Beyond the funding mobilised for Personal Protective Equipment (PPE) through the Ministry of Health to the district task force, IRC responded with holistic and sustainable interventions: latrines in 12 health care facilities were renovated to meet the standards of privacy, stances separated by gender, staff and clients, washrooms, handwashing points, cleanable floors and walls and accessibility for people with disabilities.
Collaboration with the Uganda Infectious Diseases Institute (IDI) resulted in locally produced alcohol-based hand sanitiser, supplying 30 health care facilities. Hand hygiene adherence increased from 5% in 2018 to 25% in 2020.
"We found it meaningless to provide hand sanitiser and walk away, without solving the consistent problems of water, sanitation and hygiene once and for all. We have now rolled out an intensive project on WASH in healthcare facilities in Kabarole. We are carrying out health promotion campaigns, installing wash basins with running water within patient and treatment rooms, constructing sanitation facilities, providing drinking water stations and equipment for environmental hygiene to model at least 5 healthcare facilities to the standard prescribed by WHO," says Jane Nabunnya Mulumba, Country Director IRC Uganda.

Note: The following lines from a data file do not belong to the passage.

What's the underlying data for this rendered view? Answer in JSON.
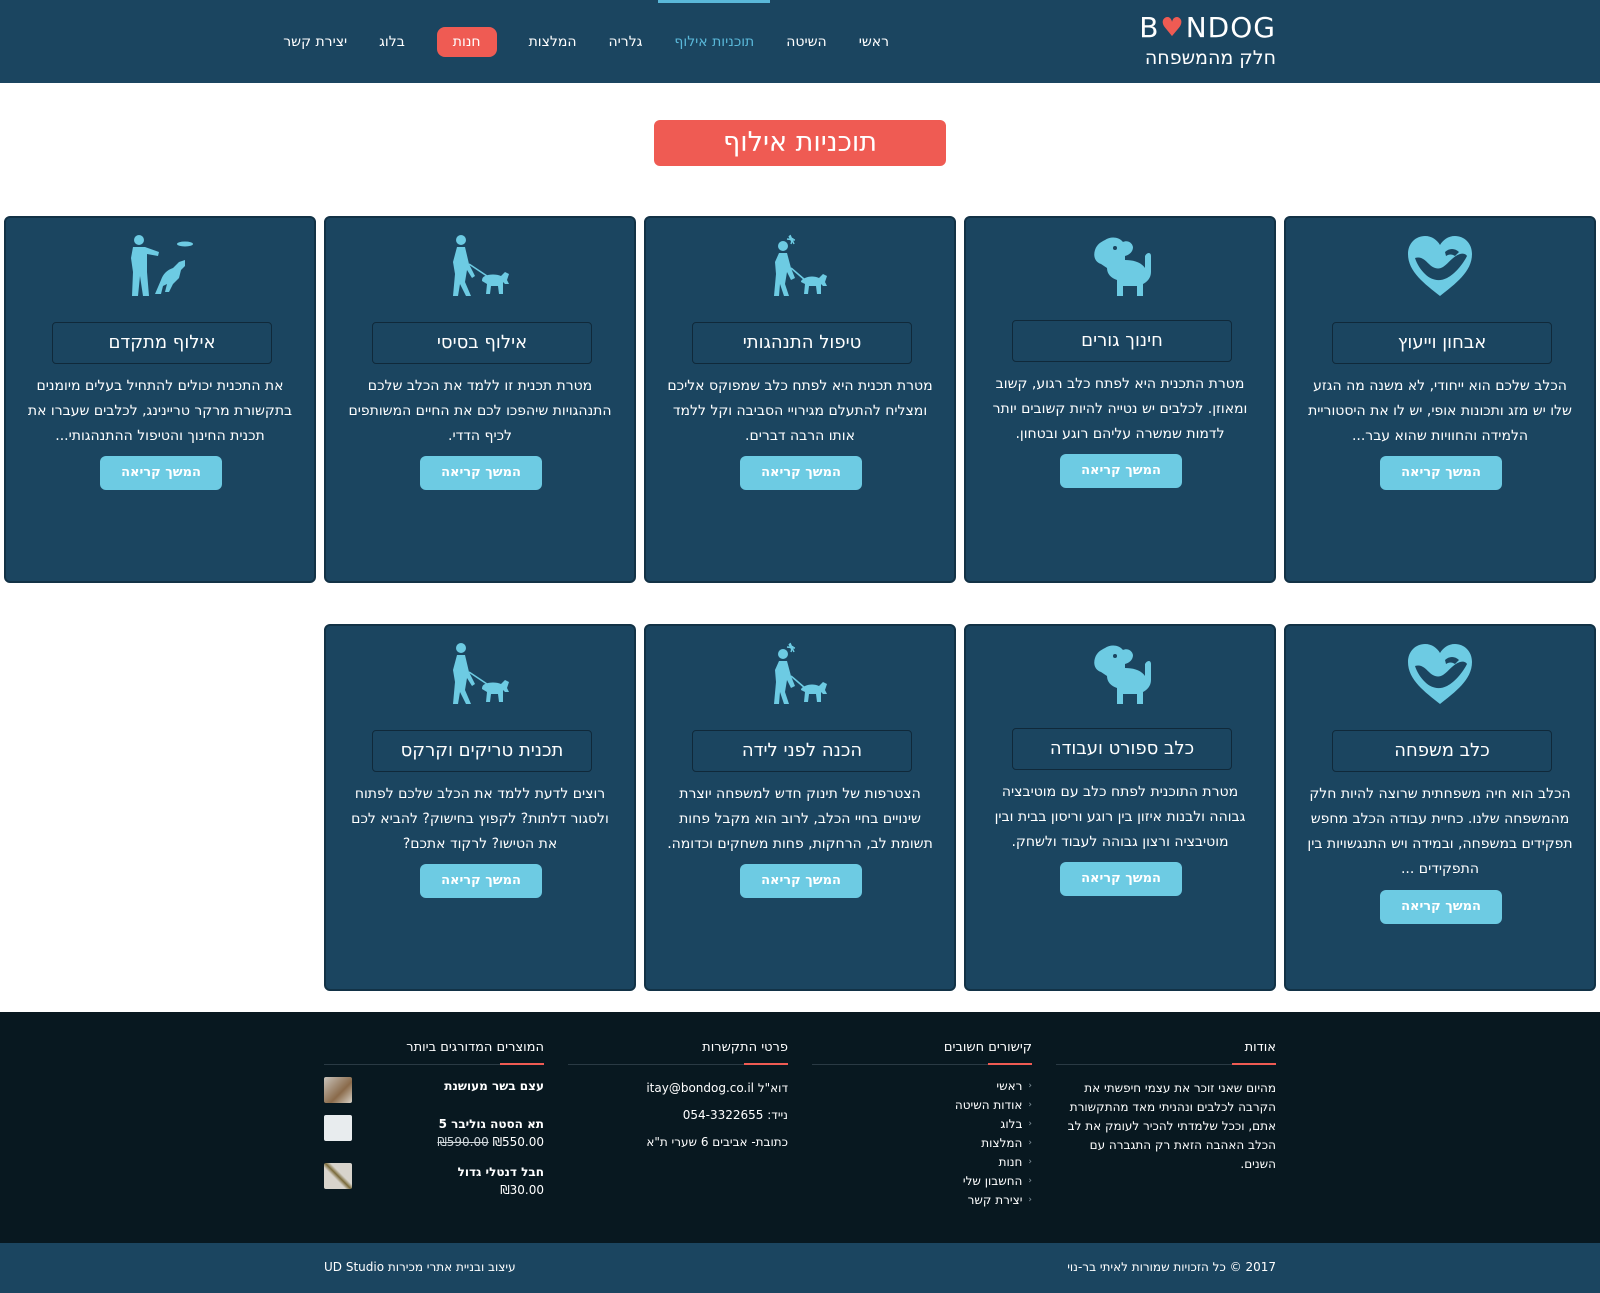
{
  "header": {
    "logo_brand_pre": "B",
    "logo_brand_post": "ND",
    "logo_brand_end": "OG",
    "logo_tagline": "חלק מהמשפחה",
    "nav": [
      {
        "label": "ראשי"
      },
      {
        "label": "השיטה"
      },
      {
        "label": "תוכניות אילוף"
      },
      {
        "label": "גלריה"
      },
      {
        "label": "המלצות"
      },
      {
        "label": "חנות"
      },
      {
        "label": "בלוג"
      },
      {
        "label": "יצירת קשר"
      }
    ]
  },
  "page_title": "תוכניות אילוף",
  "read_more": "המשך קריאה",
  "cards": [
    {
      "title": "אבחון וייעוץ",
      "icon": "heart-dog-icon",
      "desc": "הכלב שלכם הוא ייחודי, לא משנה מה הגזע שלו יש מזג ותכונות אופי, יש לו את היסטוריית הלמידה והחוויות שהוא עבר..."
    },
    {
      "title": "חינוך גורים",
      "icon": "puppy-icon",
      "desc": "מטרת התכנית היא לפתח כלב רגוע, קשוב ומאוזן. לכלבים יש נטייה להיות קשובים יותר לדמות שמשרה עליהם רוגע ובטחון."
    },
    {
      "title": "טיפול התנהגותי",
      "icon": "person-dog-bark-icon",
      "desc": "מטרת תכנית היא לפתח כלב שמפוקס אליכם ומצליח להתעלם מגירויי הסביבה וקל ללמד אותו הרבה דברים."
    },
    {
      "title": "אילוף בסיסי",
      "icon": "person-walking-dog-icon",
      "desc": "מטרת תכנית זו ללמד את הכלב שלכם התנהגויות שיהפכו לכם את החיים המשותפים לכיף הדדי."
    },
    {
      "title": "אילוף מתקדם",
      "icon": "frisbee-dog-icon",
      "desc": "את התכנית יכולים להתחיל בעלים מיומנים בתקשורת מרקר טריינינג, לכלבים שעברו את תכנית החינוך והטיפול ההתנהגותי..."
    },
    {
      "title": "כלב משפחה",
      "icon": "heart-dog-icon",
      "desc": "הכלב הוא חיה משפחתית שרוצה להיות חלק מהמשפחה שלנו. כחיית עבודה הכלב מחפש תפקידים במשפחה, ובמידה ויש התנגשויות בין התפקידים ..."
    },
    {
      "title": "כלב ספורט ועבודה",
      "icon": "puppy-icon",
      "desc": "מטרת התוכנית לפתח כלב עם מוטיבציה גבוהה ולבנות איזון בין רוגע וריסון בבית ובין מוטיבציה ורצון גבוהה לעבוד ולשחק."
    },
    {
      "title": "הכנה לפני לידה",
      "icon": "person-dog-bark-icon",
      "desc": "הצטרפות של תינוק חדש למשפחה יוצרת שינויים בחיי הכלב, לרוב הוא מקבל פחות תשומת לב, הרחקות, פחות משחקים וכדומה."
    },
    {
      "title": "תכנית טריקים וקרקס",
      "icon": "person-walking-dog-icon",
      "desc": "רוצים לדעת ללמד את הכלב שלכם לפתוח ולסגור דלתות? לקפוץ בחישוק? להביא לכם את הטישו? לרקוד אתכם?"
    }
  ],
  "footer": {
    "about": {
      "heading": "אודות",
      "text": "מהיום שאני זוכר את עצמי חיפשתי את הקרבה לכלבים ונהניתי מאד מהתקשורת אתם, וככל שלמדתי להכיר לעומק את לב הכלב האהבה הזאת רק התגברה עם השנים."
    },
    "links": {
      "heading": "קישורים חשובים",
      "items": [
        "ראשי",
        "אודות השיטה",
        "בלוג",
        "המלצות",
        "חנות",
        "החשבון שלי",
        "יצירת קשר"
      ]
    },
    "contact": {
      "heading": "פרטי התקשרות",
      "email": "דוא\"ל itay@bondog.co.il",
      "phone": "נייד: 054-3322655",
      "address": "כתובת- אביבים 6 שערי ת\"א"
    },
    "products": {
      "heading": "המוצרים המדורגים ביותר",
      "items": [
        {
          "name": "עצם בשר מעושנת",
          "price": "",
          "old_price": ""
        },
        {
          "name": "תא הסטה גוליבר 5",
          "price": "₪550.00",
          "old_price": "₪590.00"
        },
        {
          "name": "חבל דנטלי גדול",
          "price": "₪30.00",
          "old_price": ""
        }
      ]
    }
  },
  "bottom": {
    "copyright": "2017 © כל הזכויות שמורות לאיתי בר-נוי",
    "credit": "עיצוב ובניית אתרי מכירות UD Studio"
  },
  "colors": {
    "navy": "#1b4560",
    "coral": "#ef5b53",
    "light_blue": "#6dcbe3",
    "footer_dark": "#081820"
  }
}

Through a succinct District WASH Masterplan (2018 – 2030), Kabarole is trailblazing on resource mobilisation for an ambitious target to deliver 100% coverage of WASH services for all by 2030. Specifically, the district is aiming for access to safely managed water services on premises for all health centre IIIs; separate toilets for patients, and staff (with gender segregation); patient/toilet ratio of 25 to 1; handwashing facilities with soap and water; improved sanitation facilities with provisions for menstrual hygiene and washrooms for patients; and waste management infrastructure with provision for waste segregation, effective disposal, placenta pits, and incinerators.
For Kabarole, data from the assessment has provided the missing perspective on the link between water and sanitation services to the quality of life and ultimately to the wholistic socio-economic transformation of its population.

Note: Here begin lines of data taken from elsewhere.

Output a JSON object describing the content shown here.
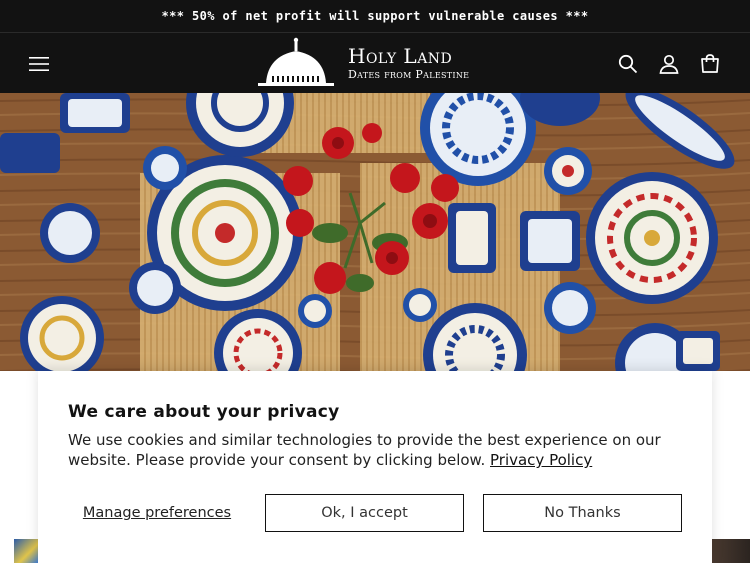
{
  "announcement": {
    "text": "*** 50% of net profit will support vulnerable causes ***"
  },
  "header": {
    "logo_title": "Holy Land",
    "logo_subtitle": "Dates from Palestine",
    "icons": [
      "menu-icon",
      "search-icon",
      "account-icon",
      "cart-icon"
    ]
  },
  "hero": {
    "image": "blue Palestinian ceramic plates with red roses"
  },
  "cookie_banner": {
    "title": "We care about your privacy",
    "body": "We use cookies and similar technologies to provide the best experience on our website. Please provide your consent by clicking below.",
    "policy_link": "Privacy Policy",
    "manage_label": "Manage preferences",
    "accept_label": "Ok, I accept",
    "decline_label": "No Thanks"
  },
  "colors": {
    "header_bg": "#121212",
    "text": "#121212",
    "banner_bg": "#ffffff"
  }
}
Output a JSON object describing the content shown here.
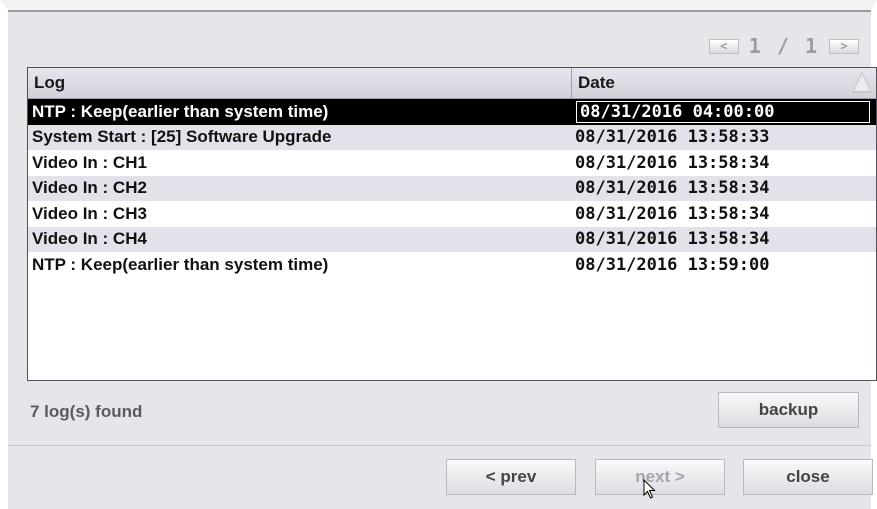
{
  "pager": {
    "prev_label": "<",
    "page_text": "1 / 1",
    "next_label": ">"
  },
  "table": {
    "headers": {
      "log": "Log",
      "date": "Date"
    },
    "rows": [
      {
        "log": "NTP : Keep(earlier than system time)",
        "date": "08/31/2016 04:00:00"
      },
      {
        "log": "System Start : [25] Software Upgrade",
        "date": "08/31/2016 13:58:33"
      },
      {
        "log": "Video In : CH1",
        "date": "08/31/2016 13:58:34"
      },
      {
        "log": "Video In : CH2",
        "date": "08/31/2016 13:58:34"
      },
      {
        "log": "Video In : CH3",
        "date": "08/31/2016 13:58:34"
      },
      {
        "log": "Video In : CH4",
        "date": "08/31/2016 13:58:34"
      },
      {
        "log": "NTP : Keep(earlier than system time)",
        "date": "08/31/2016 13:59:00"
      }
    ]
  },
  "footer": {
    "count_text": "7 log(s) found",
    "backup_label": "backup",
    "prev_label": "< prev",
    "next_label": "next >",
    "close_label": "close"
  }
}
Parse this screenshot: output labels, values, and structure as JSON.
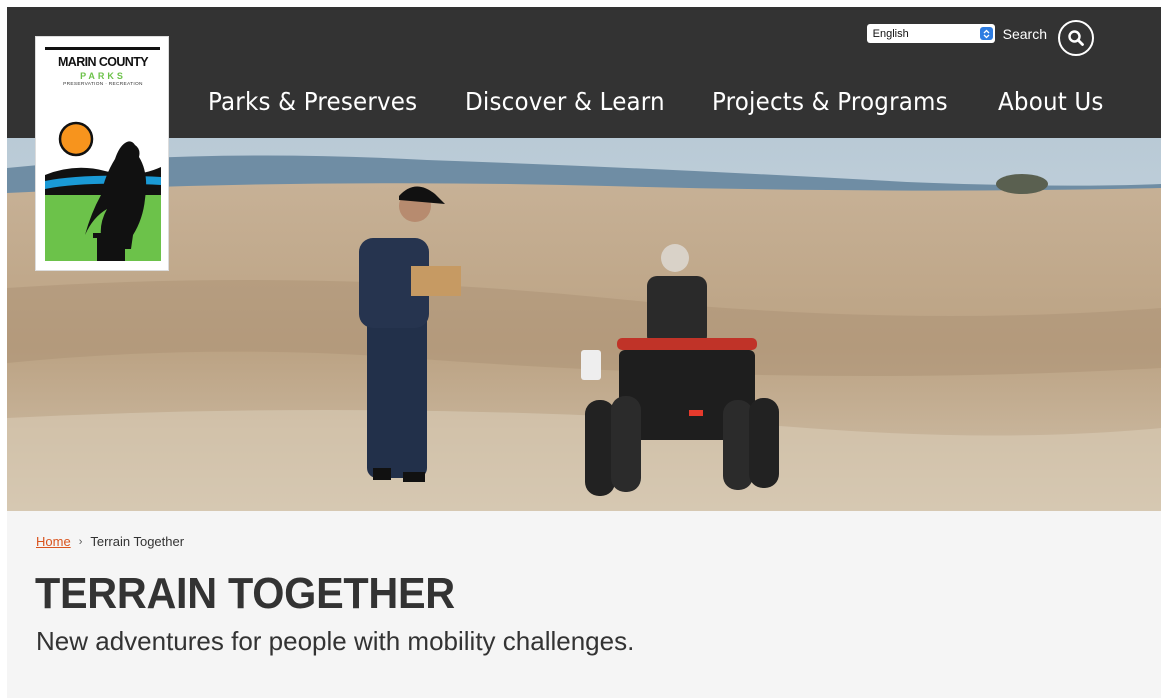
{
  "colors": {
    "header_bg": "#333333",
    "link": "#d9541e",
    "content_bg": "#f5f5f5",
    "text": "#333333",
    "logo_green": "#6cc24a",
    "logo_orange": "#f7941d",
    "logo_blue": "#1a9ad6"
  },
  "logo": {
    "name": "MARIN COUNTY",
    "parks": "PARKS",
    "tagline": "PRESERVATION · RECREATION"
  },
  "utility": {
    "language": "English",
    "search_label": "Search"
  },
  "nav": {
    "items": [
      {
        "label": "Parks & Preserves"
      },
      {
        "label": "Discover & Learn"
      },
      {
        "label": "Projects & Programs"
      },
      {
        "label": "About Us"
      }
    ]
  },
  "hero": {
    "image": "photo of ranger with box and person in all-terrain wheelchair on grassy headland"
  },
  "breadcrumb": {
    "home": "Home",
    "separator": "›",
    "current": "Terrain Together"
  },
  "page": {
    "title": "TERRAIN TOGETHER",
    "subtitle": "New adventures for people with mobility challenges."
  },
  "icons": {
    "search": "search-icon",
    "select_arrows": "chevron-updown-icon"
  }
}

Cecilia Birungi, District Health Inspector hands over personal protective equipment to local healthcare facility.
More recently, in an effort to further combat COVID-19 and other hygiene related infections, 54 healthcare facilities in Kabarole received an assortment of hand and environmental hygiene equipment and Personal Protective Equipment (PPE) supplies.
The initiative ensures delivery of critical care and safety of healthcare workers beyond emergency response. "COVID-19 seems to be settling with us one year along, instead of going away as the whole world hoped. It is no longer an emergency. We are therefore responding to the prevailing and persistent need for healthcare workers' safety while at work: we have provided handwashing facilities, hand sanitiser, medical waste bins, aprons, masks and other protective gear to all healthcare facilities in the district, both government and private," declares Martin Watsisi, Regional WASH Advisor at IRC Uganda. This provides crucial relief to overburdened healthcare centres, but much more still needs to be done.

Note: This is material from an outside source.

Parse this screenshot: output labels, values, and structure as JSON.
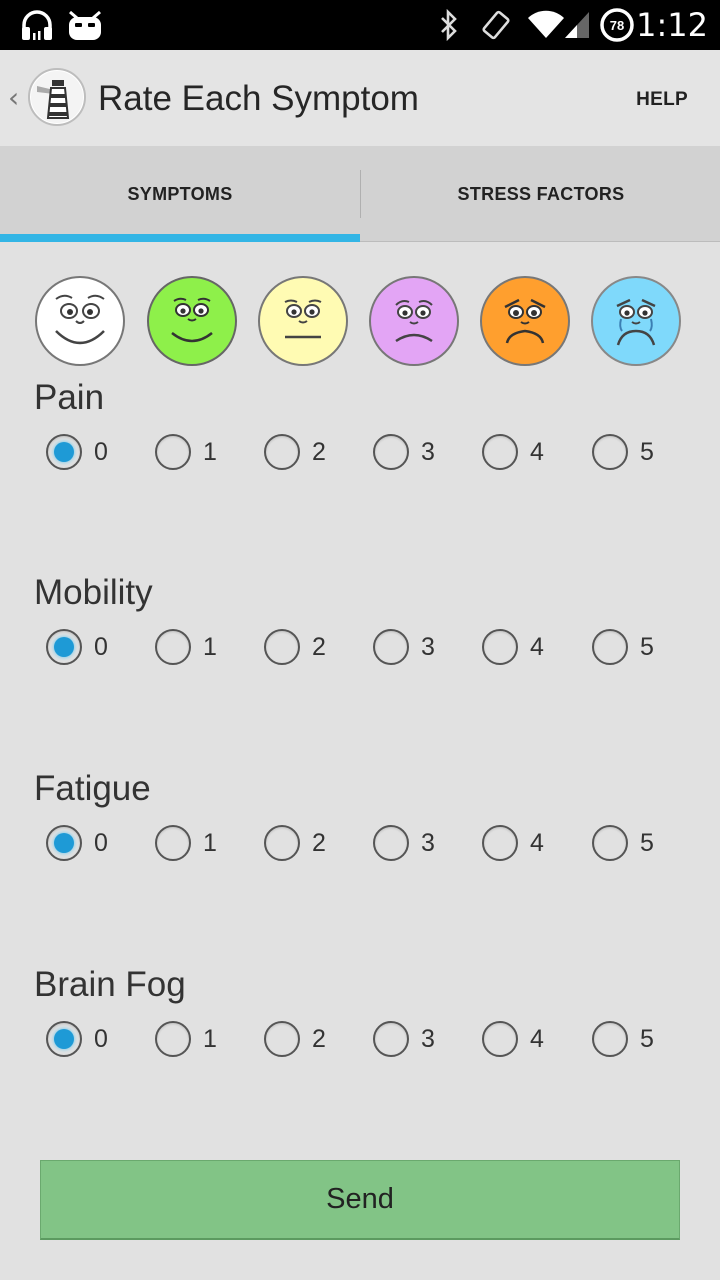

NTV Uganda reports on the distribution of PPEs led by IRC Uganda.
The efficiency of a healthcare system rests on the WASH services therein and sub-standard services will drive clients away. Investment, both public and private should be deliberately directed to ensuring that clean and safe water supply, sanitation and hygiene are available in every healthcare facility in Uganda.
The work by IRC and its partners on WASH in healthcare facilities in Uganda is delivered under collective action of the Safe Water Strategy of the Conrad N. Hilton Foundation.